ASSIGNED TASK:
Your task is to find every line in the records that holds the string "capacity" and copy it.

MATERIAL FOR THIS TASK:
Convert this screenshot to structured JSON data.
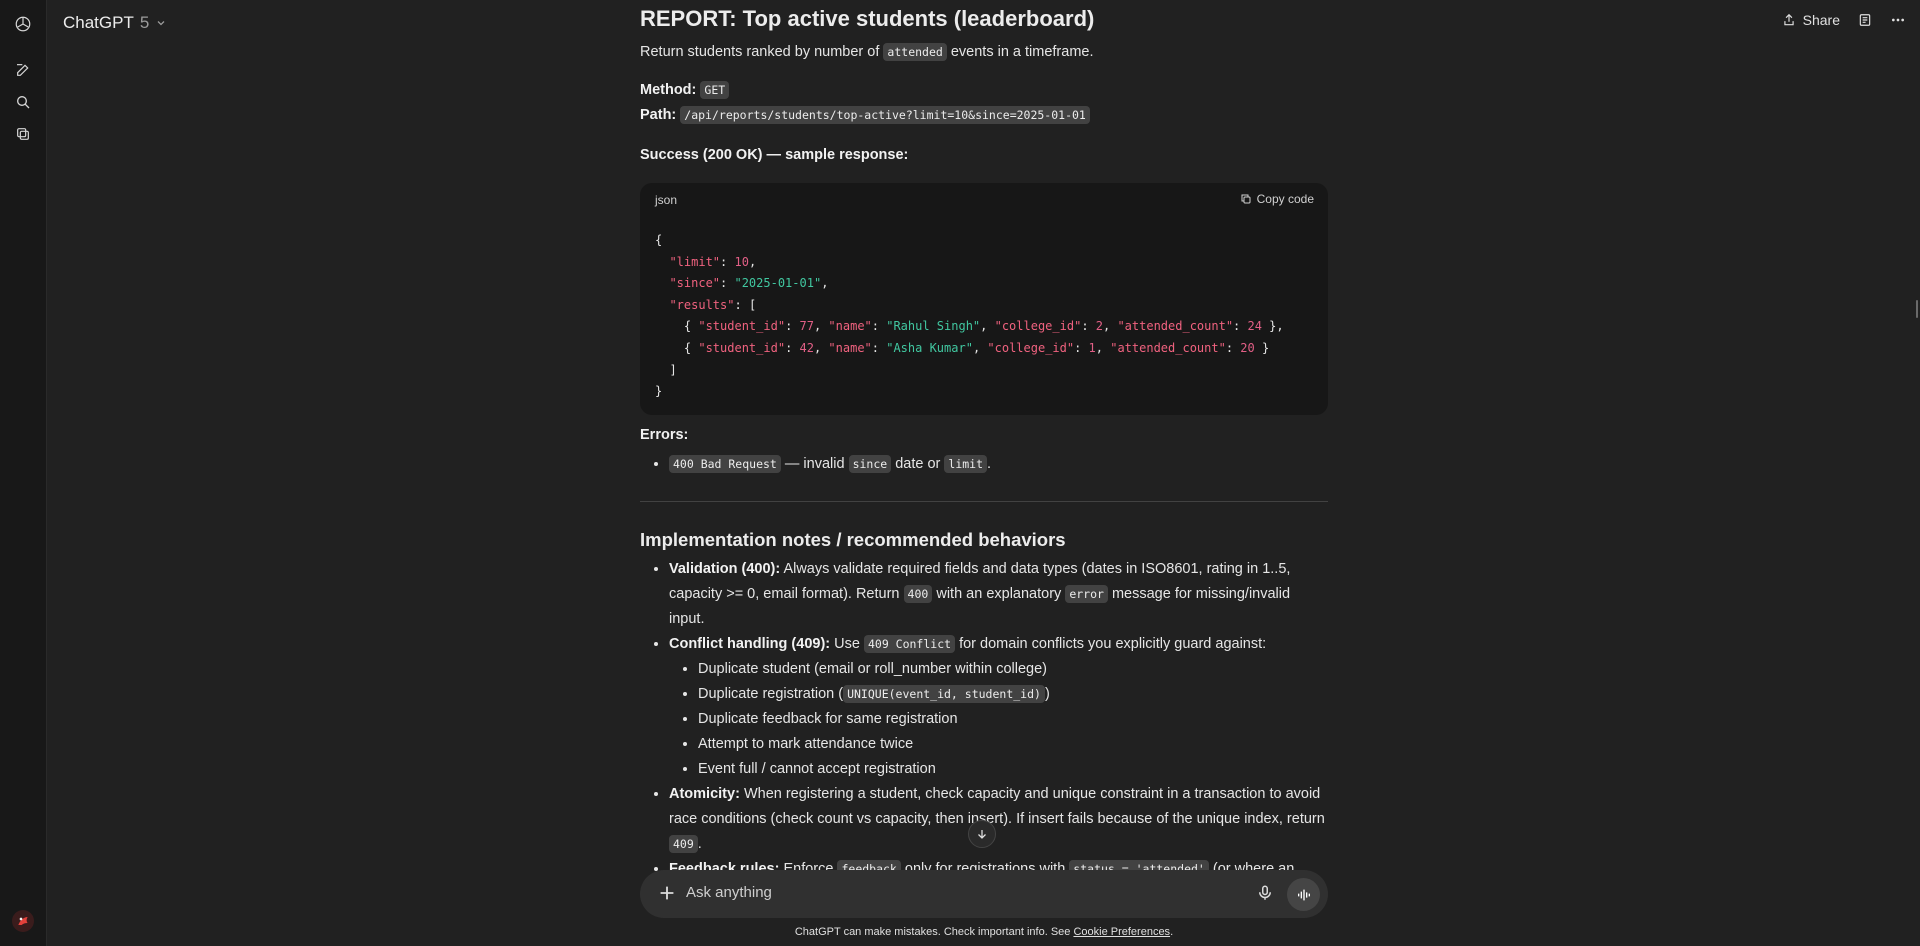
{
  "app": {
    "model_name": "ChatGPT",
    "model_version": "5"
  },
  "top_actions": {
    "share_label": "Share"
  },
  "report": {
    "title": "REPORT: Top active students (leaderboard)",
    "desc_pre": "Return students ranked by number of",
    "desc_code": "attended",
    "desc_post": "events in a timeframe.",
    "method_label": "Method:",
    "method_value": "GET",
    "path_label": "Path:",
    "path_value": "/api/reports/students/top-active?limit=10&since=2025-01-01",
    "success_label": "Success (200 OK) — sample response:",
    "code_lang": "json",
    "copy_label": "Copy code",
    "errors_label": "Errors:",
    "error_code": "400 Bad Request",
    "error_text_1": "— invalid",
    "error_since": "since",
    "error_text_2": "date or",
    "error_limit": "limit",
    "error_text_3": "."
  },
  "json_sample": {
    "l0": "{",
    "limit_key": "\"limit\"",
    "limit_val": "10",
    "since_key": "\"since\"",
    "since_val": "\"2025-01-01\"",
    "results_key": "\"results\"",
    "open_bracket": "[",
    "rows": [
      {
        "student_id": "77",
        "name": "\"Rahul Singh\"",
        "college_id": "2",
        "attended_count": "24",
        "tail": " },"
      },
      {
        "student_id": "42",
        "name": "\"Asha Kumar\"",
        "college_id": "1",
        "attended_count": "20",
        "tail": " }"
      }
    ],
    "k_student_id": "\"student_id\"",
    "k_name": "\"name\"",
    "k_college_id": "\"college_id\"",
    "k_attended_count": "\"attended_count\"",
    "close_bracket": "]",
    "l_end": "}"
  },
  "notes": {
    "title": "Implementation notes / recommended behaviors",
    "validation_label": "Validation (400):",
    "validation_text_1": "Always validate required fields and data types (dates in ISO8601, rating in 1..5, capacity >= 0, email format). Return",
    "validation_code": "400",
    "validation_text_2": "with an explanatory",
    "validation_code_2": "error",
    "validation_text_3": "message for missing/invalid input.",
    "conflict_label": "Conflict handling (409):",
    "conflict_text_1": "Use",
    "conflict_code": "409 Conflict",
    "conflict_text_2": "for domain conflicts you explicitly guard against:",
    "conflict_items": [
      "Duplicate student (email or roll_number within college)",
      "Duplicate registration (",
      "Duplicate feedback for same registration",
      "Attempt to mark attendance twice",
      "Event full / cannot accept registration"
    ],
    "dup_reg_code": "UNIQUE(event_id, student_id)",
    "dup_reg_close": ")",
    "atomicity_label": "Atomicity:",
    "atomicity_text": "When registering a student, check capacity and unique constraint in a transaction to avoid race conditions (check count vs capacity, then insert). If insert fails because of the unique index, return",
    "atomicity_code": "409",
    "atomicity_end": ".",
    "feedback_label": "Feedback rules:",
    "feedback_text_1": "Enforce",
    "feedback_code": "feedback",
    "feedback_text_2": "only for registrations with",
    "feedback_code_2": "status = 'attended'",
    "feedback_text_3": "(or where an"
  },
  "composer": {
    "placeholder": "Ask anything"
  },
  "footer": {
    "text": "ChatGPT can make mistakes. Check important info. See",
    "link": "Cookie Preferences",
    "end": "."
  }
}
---
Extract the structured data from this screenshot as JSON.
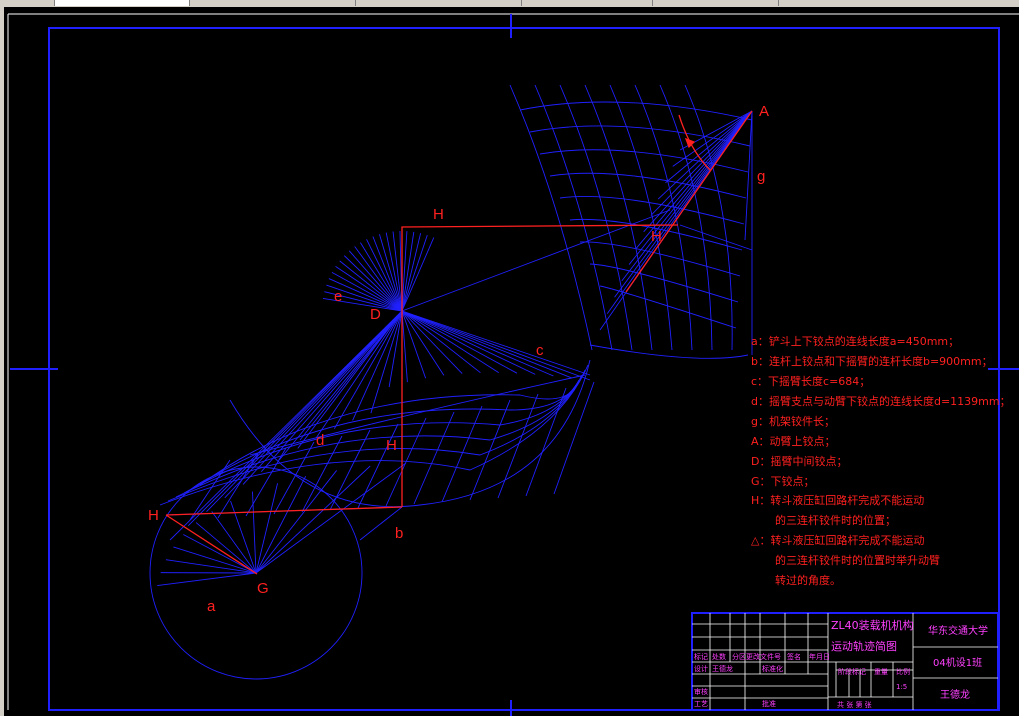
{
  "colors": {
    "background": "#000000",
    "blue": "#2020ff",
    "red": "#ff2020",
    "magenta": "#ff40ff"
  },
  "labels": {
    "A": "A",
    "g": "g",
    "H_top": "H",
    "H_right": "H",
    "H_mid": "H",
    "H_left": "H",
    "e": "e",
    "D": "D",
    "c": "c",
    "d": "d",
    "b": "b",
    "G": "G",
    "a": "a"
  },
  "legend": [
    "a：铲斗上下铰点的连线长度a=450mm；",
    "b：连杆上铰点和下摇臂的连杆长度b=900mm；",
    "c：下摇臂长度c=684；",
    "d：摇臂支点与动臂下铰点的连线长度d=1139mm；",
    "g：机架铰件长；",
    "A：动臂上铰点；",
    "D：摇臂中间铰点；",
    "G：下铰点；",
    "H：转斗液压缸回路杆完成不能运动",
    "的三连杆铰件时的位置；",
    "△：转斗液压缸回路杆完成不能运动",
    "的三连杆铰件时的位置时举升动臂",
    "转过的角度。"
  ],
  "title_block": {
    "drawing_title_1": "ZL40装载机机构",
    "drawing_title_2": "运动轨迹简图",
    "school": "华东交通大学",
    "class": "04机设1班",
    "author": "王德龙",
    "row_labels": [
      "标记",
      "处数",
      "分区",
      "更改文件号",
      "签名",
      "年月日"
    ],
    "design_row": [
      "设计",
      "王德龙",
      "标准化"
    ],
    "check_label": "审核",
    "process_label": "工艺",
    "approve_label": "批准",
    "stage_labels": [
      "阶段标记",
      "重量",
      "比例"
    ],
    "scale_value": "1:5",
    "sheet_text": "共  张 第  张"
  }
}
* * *
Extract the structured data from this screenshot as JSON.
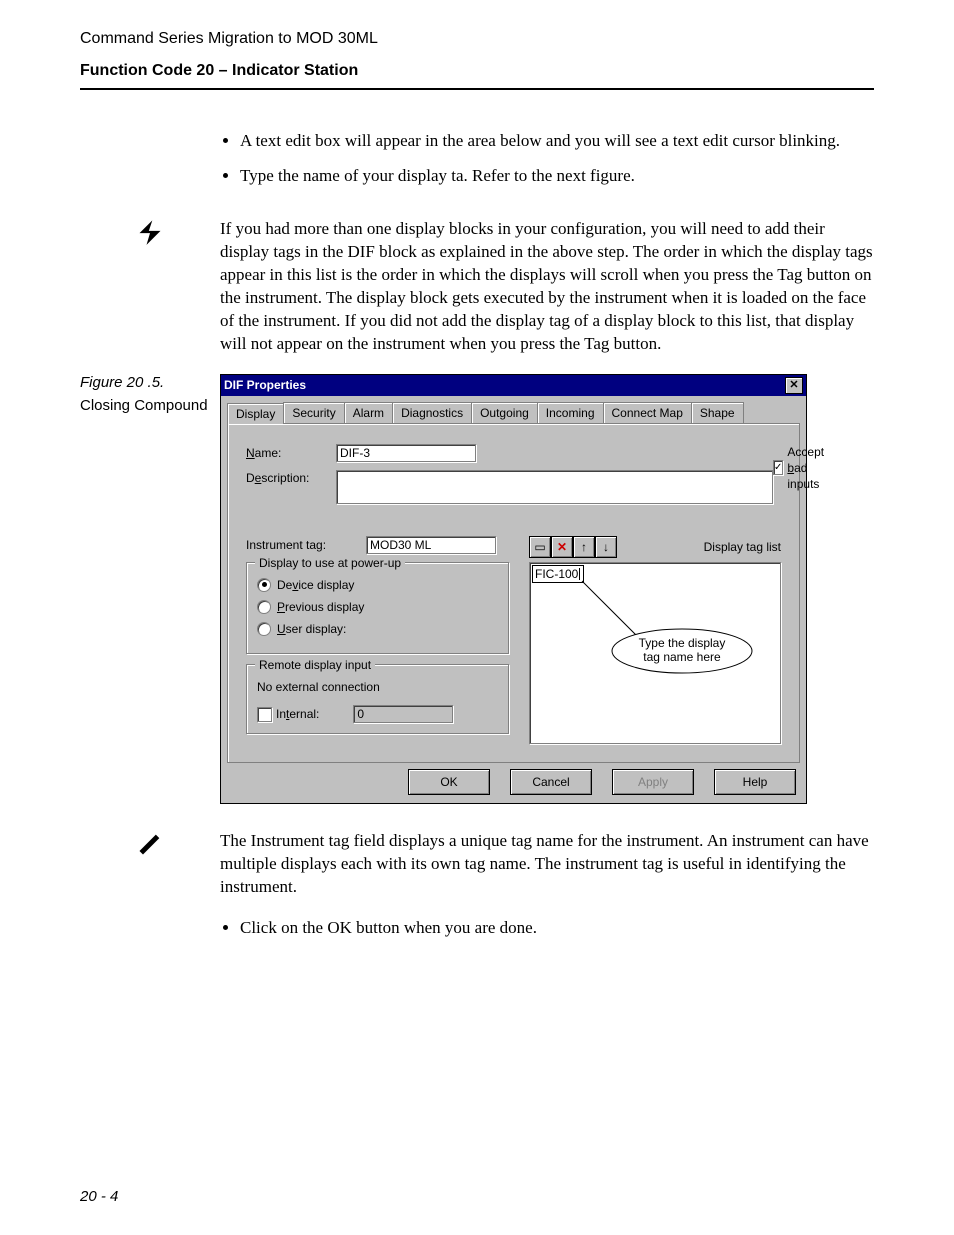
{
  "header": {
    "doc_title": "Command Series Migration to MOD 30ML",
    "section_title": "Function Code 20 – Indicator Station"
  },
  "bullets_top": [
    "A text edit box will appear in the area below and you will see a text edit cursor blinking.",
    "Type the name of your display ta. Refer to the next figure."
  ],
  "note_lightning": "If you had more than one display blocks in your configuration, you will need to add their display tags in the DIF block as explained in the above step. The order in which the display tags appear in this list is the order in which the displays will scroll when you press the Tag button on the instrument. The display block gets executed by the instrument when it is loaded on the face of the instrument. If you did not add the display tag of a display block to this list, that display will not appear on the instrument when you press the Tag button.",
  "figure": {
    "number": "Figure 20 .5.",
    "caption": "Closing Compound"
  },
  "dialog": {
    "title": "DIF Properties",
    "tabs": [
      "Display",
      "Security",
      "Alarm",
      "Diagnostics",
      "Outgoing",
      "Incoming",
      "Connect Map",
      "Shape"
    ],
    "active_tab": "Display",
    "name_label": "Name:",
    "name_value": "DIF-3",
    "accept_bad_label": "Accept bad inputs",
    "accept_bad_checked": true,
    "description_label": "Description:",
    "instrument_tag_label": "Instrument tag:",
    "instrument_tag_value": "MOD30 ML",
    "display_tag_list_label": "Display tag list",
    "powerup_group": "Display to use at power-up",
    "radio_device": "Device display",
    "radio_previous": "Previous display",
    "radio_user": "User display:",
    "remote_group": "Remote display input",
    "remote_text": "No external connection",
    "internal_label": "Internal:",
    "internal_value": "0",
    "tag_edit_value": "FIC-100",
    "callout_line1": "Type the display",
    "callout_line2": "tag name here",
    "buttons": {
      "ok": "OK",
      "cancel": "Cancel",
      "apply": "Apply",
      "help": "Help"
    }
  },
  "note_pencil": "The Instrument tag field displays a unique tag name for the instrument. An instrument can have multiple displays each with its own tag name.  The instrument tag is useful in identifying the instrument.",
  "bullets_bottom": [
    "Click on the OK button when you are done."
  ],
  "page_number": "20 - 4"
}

COMPLETED EXERCISE:
    "validation_text_1": "Always validate required fields and data types (dates in ISO8601, rating in 1..5, capacity >= 0, email format). Return",
    "atomicity_text": "When registering a student, check capacity and unique constraint in a transaction to avoid race conditions (check count vs capacity, then insert). If insert fails because of the unique index, return",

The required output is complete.